### Exercise instructions
Copy out each line in the material below that has the word "legend".

BEGIN

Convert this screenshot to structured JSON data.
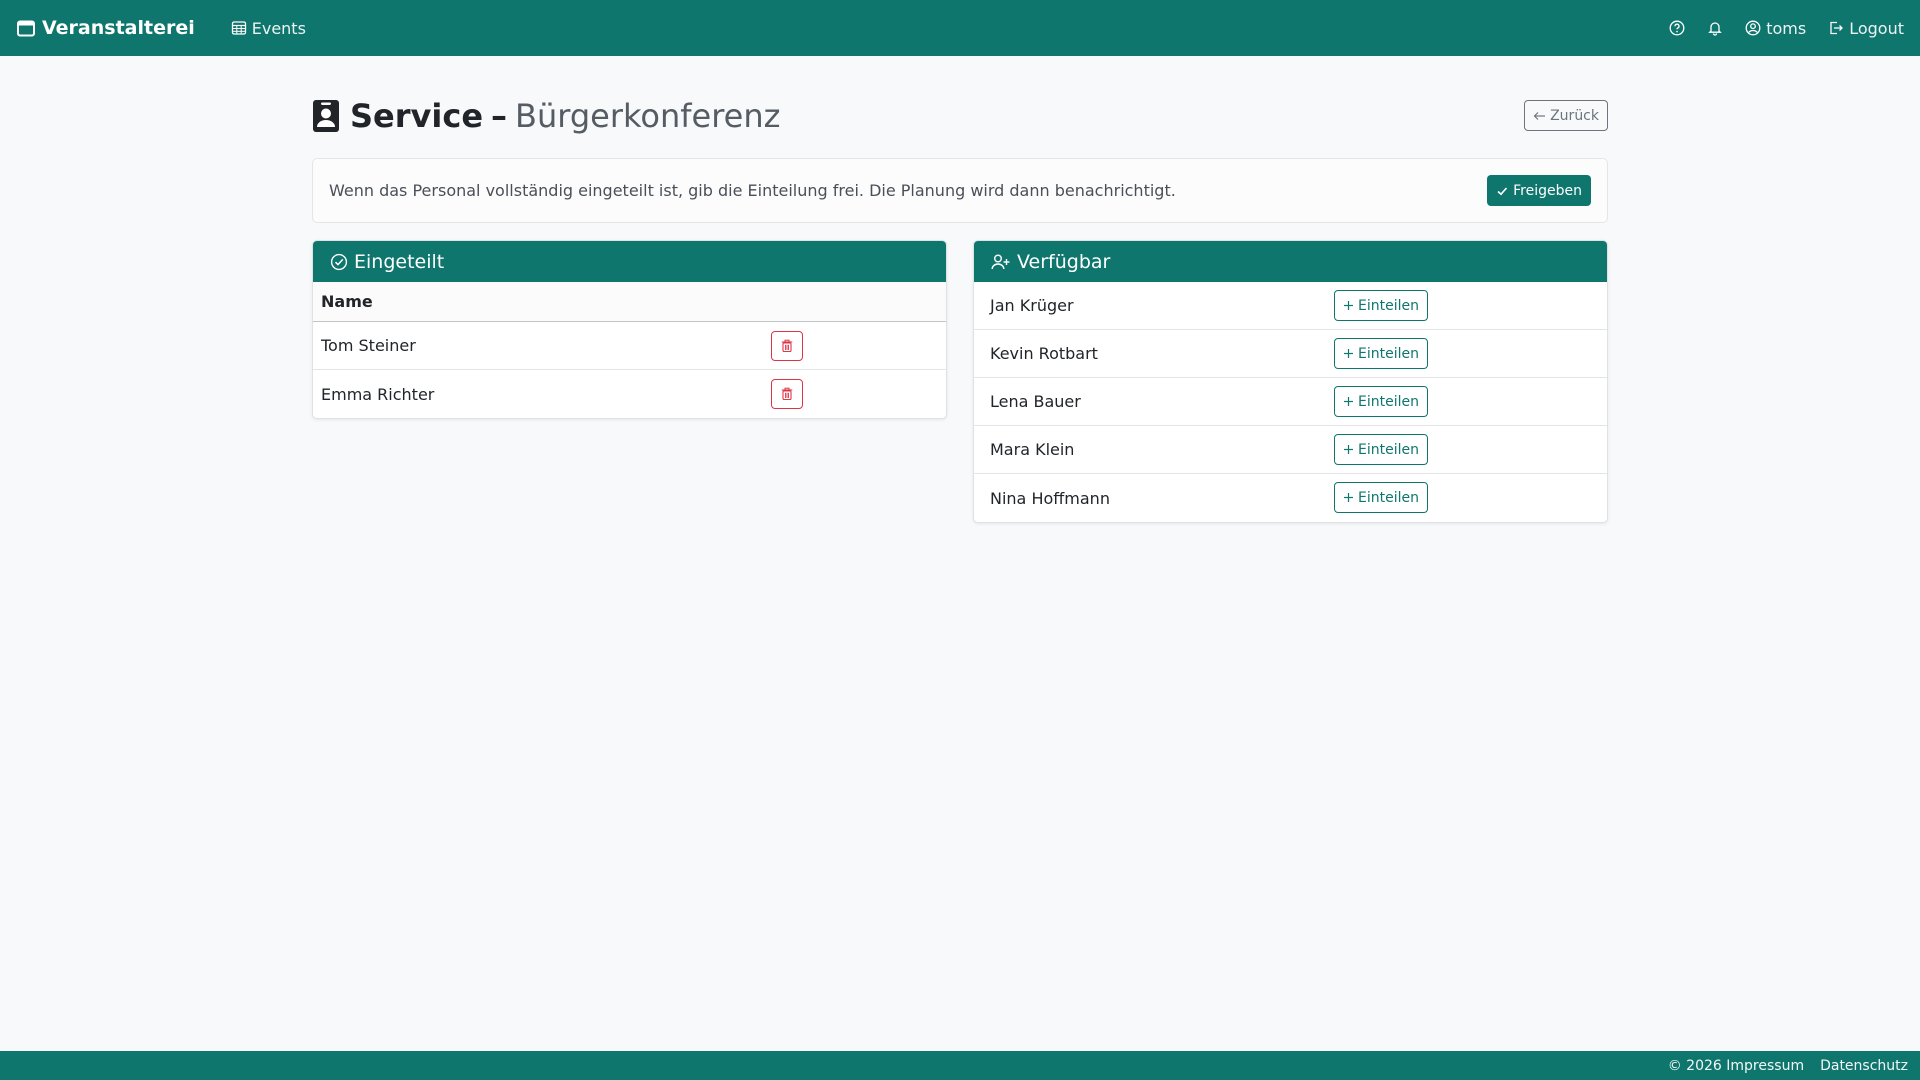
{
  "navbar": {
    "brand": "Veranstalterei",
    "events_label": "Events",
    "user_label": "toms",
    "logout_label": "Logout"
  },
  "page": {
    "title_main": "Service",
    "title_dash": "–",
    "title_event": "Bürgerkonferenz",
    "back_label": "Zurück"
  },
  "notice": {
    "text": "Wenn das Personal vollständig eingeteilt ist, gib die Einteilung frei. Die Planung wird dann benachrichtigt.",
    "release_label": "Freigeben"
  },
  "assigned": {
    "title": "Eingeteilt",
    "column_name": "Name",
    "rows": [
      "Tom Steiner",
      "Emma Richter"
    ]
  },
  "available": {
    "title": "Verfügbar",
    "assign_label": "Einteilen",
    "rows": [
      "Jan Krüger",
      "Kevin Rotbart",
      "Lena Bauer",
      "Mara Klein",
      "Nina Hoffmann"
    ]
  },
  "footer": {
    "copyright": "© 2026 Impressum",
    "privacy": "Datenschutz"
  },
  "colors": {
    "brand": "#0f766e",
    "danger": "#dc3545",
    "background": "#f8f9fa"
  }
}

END
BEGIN

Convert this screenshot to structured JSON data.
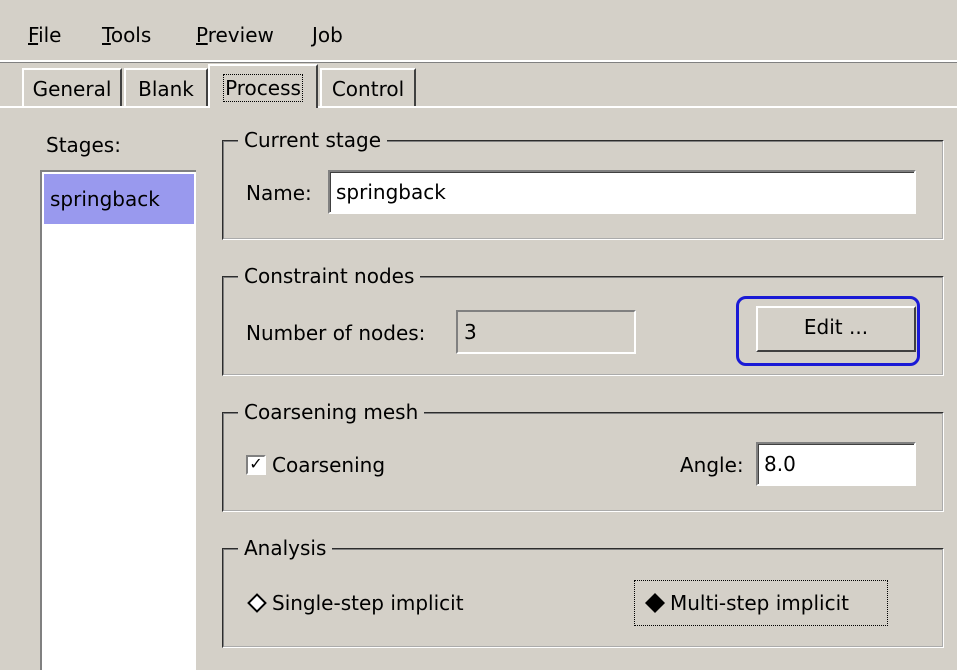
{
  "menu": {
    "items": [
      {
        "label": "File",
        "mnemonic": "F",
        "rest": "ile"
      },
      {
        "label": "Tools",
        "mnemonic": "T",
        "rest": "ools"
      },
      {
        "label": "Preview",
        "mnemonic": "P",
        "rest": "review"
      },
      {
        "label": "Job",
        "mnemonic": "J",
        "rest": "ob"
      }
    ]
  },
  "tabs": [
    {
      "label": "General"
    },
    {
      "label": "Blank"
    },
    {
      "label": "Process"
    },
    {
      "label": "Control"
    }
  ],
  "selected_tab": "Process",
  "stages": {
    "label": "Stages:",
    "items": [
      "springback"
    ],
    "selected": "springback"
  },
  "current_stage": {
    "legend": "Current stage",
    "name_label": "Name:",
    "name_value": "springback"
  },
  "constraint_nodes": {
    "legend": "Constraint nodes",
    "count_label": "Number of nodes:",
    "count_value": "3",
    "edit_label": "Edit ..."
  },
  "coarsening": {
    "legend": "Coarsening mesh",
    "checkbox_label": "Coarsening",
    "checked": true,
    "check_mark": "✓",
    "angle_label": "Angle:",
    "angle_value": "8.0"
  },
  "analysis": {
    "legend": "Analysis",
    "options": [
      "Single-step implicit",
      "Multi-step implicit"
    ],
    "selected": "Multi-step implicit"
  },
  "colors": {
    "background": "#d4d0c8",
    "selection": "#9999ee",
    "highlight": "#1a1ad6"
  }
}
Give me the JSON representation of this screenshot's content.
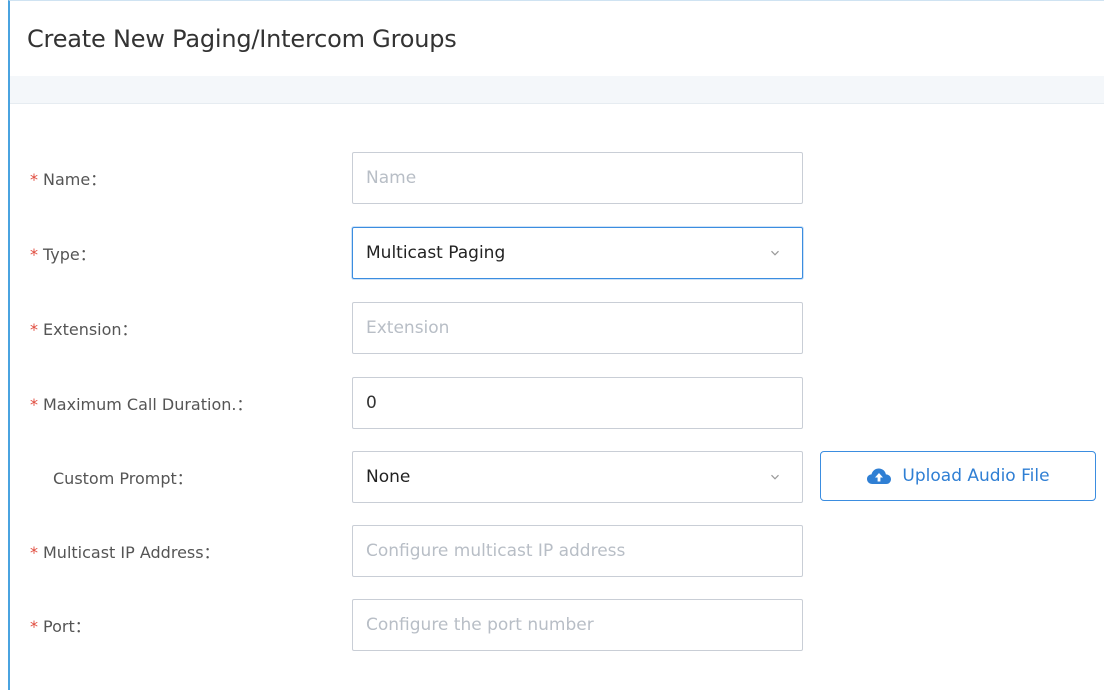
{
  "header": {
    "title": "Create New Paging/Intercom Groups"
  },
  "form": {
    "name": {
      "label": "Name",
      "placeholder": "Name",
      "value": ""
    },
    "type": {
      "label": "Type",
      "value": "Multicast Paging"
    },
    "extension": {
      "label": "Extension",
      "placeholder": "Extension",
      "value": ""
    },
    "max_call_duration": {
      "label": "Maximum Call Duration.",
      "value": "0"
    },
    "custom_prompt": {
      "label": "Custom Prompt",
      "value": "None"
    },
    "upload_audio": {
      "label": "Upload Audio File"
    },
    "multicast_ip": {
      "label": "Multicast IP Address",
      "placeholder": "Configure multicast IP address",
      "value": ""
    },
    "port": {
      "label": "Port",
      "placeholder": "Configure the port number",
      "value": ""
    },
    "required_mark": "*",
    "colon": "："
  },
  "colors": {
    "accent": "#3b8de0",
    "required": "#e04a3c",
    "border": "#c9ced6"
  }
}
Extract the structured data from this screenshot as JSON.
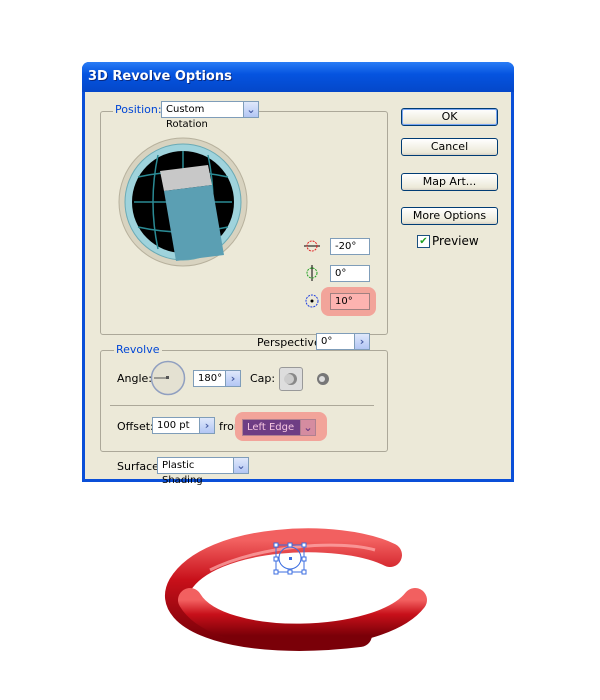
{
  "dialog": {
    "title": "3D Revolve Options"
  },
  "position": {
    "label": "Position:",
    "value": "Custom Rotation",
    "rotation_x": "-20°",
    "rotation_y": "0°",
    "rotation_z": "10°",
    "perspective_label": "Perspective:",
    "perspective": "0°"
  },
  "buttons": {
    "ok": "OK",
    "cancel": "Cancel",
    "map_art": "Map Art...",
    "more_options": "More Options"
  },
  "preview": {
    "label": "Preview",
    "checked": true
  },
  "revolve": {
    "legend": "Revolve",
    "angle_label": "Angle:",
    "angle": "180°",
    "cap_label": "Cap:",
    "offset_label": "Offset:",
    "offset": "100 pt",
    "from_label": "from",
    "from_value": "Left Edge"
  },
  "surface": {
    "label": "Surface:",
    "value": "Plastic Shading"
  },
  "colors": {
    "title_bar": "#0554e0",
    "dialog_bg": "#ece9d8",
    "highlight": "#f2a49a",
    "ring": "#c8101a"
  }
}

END

### Expected output
    "legend": "Current stage",
    "legend": "Constraint nodes",
    "legend": "Coarsening mesh",
    "legend": "Analysis",
    "legend": "Revolve",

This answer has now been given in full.